Books are dead, we keep hearing: dead, dead, dead. And yet, like zombies that can discourse on both European philosophy and cat health, bookstores continue to shuffle on as vectors of inspiration for some decidedly living people. Adobe Books, near the intersection of 16th and Valencia streets, is one of the best examples. Its walls are lined with used books and a large social networking graph of sorts — a mural of names painted by Amanda Eicher in 2007 that comprises a family tree of artists and authors influenced by Adobe or the Mission School.
Add Orion Shepherd to the tree. The 2006 California College of the Arts grad was already obsessed with vintage books and ephemera before he was asked by curator Devon Bella to show at the bookstore's tiny Backroom Gallery, but the setting fits like a dustjacket. Shepherd paints miniature versions of book covers, album covers, magazines, and pamphlets. He often places them together in groupings that suggest a story. For the Backroom show “I Was a Green Beret,” he combines his love of print and interest in an elite branch of the U.S. Army.
The connection is obvious, at least to the artist. Green Berets, as the movie Rambo: First Blood pointed out, are obsolete. Rambo, Shepherd says, is a man who “used to be something that was very useful in combat, but whose skills aren't useful in a post-Vietnam world.” In a similar vein, Shepherd's interests lean toward “what contemporary society deems irrelevant. I really like collecting stuff. I started with sticks and rocks, then Star Wars action figures, moved on to records, then it was books and magazines, manila envelopes. … I could keep going, but you get the idea.” Shepherd comes by it honestly: His parents are both high school English teachers, he says, and “they have a ton of bookshelves with old paperbacks.”
To complete the analogy, Shepherd offers up the piece that gives the show its title. I Was a Green Beret is a diptych painting of a book jacket that includes a fake author's biography casting the artist himself as a Green Beret. It's the least effective artwork in the show, however, because you have to be in on the joke. The other pieces stand on their own. One of the most visually arresting is The Right Stuff Part I, 2009, a painting of Tom Wolfe's 1979 astronaut potboiler. Set against starry space, the miniature book is angled in perspective like the opening text in the movie Star Wars — a pleasing confluence of pop culture.

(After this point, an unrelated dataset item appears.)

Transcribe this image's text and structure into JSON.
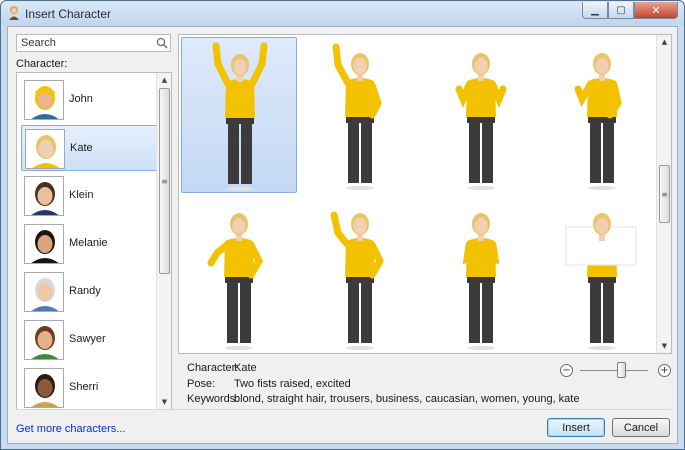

In the painting The Endless Summer, issues of National Geographic magazine lie scattered on a rag rug alongside a travel brochure by Ima Liar titled Africa on 9¢ a Month, a field-dressing guide for shark attacks, and a malaria manual —a narrative that braces against the “exotic” allure of travel.
Shepherd's work has a bit of the trompe l'oeil in it, but he paints in a purposefully naive, slightly messy style that reminds the viewer that art — including books, magazines, and music — is a human endeavor. Painting in miniature proves an effective choice for his subject matter. The miniature, like memory, condenses things. This is why miniaturization works as a commemorative form: It reduces objects to precious, bite-sized epitaphs. The irony of this is that while vintage books and ephemera may be considered as obsolete as the Green Beret, they're actually primed, through places like Adobe, to influence a whole new generation — and Shepherd is proof of this.